Edward III (13 November 1312 – 21 June 1377) was King of England from 1327 until his death; he is noted for his military success and for restoring royal authority after the disastrous reign of his father, Edward II. Edward III transformed the Kingdom of England into one of the most formidable military powers in Europe; his reign also saw vital developments in legislation and government—in particular the evolution of the English parliament—as well as the ravages of the Black Death. He is one of only five British monarchs to have ruled England or its successor kingdoms for more than 50 years.
Edward was crowned at age 14 after his father was deposed by his mother and her consort Roger Mortimer. At age 17,he led a successful coup against Mortimer, the de facto ruler of the country, and began his personal reign. After a successful campaign in Scotland he declared himself rightful heir to the French throne in 1337, starting what would become known as the Hundred Years' War. Following some initial setbacks the war went exceptionally well for England; victories at Crécy and Poitiers led to the highly favourable Treaty of Brétigny. Edward's later years, however, were marked by international failure and domestic strife, largely as a result of his inactivity and poor health.
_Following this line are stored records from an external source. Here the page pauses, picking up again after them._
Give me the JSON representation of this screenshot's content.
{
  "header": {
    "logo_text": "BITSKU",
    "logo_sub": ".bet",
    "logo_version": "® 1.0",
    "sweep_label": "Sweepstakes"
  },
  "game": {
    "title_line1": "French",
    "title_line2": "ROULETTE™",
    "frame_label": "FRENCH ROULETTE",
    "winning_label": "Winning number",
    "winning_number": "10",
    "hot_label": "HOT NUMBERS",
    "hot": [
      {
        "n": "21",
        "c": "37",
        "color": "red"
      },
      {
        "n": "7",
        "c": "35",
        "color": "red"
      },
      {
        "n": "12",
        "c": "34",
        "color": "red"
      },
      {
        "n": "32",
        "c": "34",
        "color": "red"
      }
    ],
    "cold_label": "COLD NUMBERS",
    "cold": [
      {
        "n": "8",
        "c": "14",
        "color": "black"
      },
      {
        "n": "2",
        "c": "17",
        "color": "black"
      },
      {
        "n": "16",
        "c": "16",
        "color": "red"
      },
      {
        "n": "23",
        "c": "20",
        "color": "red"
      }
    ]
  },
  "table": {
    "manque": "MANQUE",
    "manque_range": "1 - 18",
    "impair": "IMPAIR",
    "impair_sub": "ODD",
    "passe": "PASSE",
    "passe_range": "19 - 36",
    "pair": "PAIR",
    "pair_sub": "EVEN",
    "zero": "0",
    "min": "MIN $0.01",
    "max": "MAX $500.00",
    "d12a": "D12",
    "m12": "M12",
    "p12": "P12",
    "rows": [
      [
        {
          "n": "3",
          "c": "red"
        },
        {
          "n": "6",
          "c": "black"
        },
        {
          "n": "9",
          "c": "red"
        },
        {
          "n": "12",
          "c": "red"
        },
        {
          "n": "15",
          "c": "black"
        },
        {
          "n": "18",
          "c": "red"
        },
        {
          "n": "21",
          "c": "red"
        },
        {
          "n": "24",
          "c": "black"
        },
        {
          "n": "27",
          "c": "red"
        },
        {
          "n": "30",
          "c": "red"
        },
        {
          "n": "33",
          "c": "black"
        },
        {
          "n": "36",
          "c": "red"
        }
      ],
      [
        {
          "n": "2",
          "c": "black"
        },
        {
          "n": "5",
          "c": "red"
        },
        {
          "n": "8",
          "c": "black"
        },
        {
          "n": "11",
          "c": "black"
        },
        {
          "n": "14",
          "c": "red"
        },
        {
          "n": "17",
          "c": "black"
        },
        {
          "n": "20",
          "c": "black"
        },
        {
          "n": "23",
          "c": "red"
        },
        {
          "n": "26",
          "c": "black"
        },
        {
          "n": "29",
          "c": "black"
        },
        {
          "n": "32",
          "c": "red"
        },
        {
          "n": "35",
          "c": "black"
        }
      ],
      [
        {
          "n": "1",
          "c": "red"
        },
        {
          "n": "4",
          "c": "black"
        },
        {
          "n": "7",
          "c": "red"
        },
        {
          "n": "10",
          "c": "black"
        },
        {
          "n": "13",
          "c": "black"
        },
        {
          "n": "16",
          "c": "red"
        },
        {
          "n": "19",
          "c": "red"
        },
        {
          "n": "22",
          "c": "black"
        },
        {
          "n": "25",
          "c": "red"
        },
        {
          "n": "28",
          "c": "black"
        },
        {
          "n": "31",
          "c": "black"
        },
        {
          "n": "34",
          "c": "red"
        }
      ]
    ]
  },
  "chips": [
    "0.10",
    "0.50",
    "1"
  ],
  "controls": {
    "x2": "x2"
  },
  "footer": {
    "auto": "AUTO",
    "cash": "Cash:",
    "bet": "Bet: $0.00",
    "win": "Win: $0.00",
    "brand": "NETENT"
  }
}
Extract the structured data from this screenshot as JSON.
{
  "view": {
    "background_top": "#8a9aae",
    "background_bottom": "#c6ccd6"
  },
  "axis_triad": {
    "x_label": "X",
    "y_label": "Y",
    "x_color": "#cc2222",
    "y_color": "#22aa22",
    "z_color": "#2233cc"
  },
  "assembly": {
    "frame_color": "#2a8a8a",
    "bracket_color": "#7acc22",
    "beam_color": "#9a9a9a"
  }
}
After his death, rivalry among his descendants caused the lengthy Wars of the Roses. Edward III, King of England in Wikipedia